Description of the task: What you give back must match the data below character for character.

Exercise data:
BEGIN
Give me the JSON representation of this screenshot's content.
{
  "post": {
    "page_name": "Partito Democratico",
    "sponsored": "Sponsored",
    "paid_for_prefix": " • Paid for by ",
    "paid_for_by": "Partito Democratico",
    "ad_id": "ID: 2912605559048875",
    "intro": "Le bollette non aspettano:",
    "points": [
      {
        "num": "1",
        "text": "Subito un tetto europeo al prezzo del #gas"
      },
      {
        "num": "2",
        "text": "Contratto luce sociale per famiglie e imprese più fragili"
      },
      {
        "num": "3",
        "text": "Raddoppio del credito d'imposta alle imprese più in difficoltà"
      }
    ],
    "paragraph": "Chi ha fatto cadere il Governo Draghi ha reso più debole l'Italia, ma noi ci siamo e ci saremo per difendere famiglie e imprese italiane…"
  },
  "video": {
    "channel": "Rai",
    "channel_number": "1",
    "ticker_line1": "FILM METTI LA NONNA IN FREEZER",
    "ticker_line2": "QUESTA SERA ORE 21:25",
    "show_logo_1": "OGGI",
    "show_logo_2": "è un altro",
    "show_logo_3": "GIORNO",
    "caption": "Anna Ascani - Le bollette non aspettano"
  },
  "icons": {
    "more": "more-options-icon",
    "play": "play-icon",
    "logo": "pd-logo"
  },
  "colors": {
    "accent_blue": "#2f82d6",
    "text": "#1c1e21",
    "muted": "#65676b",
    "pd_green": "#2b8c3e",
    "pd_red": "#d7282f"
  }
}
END
Output below:
Give me the JSON representation of this screenshot's content.
{
  "post": {
    "page_name": "Partito Democratico",
    "sponsored": "Sponsored",
    "paid_for_prefix": " • Paid for by ",
    "paid_for_by": "Partito Democratico",
    "ad_id": "ID: 2912605559048875",
    "intro": "Le bollette non aspettano:",
    "points": [
      {
        "num": "1",
        "text": "Subito un tetto europeo al prezzo del #gas"
      },
      {
        "num": "2",
        "text": "Contratto luce sociale per famiglie e imprese più fragili"
      },
      {
        "num": "3",
        "text": "Raddoppio del credito d'imposta alle imprese più in difficoltà"
      }
    ],
    "paragraph": "Chi ha fatto cadere il Governo Draghi ha reso più debole l'Italia, ma noi ci siamo e ci saremo per difendere famiglie e imprese italiane…"
  },
  "video": {
    "channel": "Rai",
    "channel_number": "1",
    "ticker_line1": "FILM METTI LA NONNA IN FREEZER",
    "ticker_line2": "QUESTA SERA ORE 21:25",
    "show_logo_1": "OGGI",
    "show_logo_2": "è un altro",
    "show_logo_3": "GIORNO",
    "caption": "Anna Ascani - Le bollette non aspettano"
  },
  "icons": {
    "more": "more-options-icon",
    "play": "play-icon",
    "logo": "pd-logo"
  },
  "colors": {
    "accent_blue": "#2f82d6",
    "text": "#1c1e21",
    "muted": "#65676b",
    "pd_green": "#2b8c3e",
    "pd_red": "#d7282f"
  }
}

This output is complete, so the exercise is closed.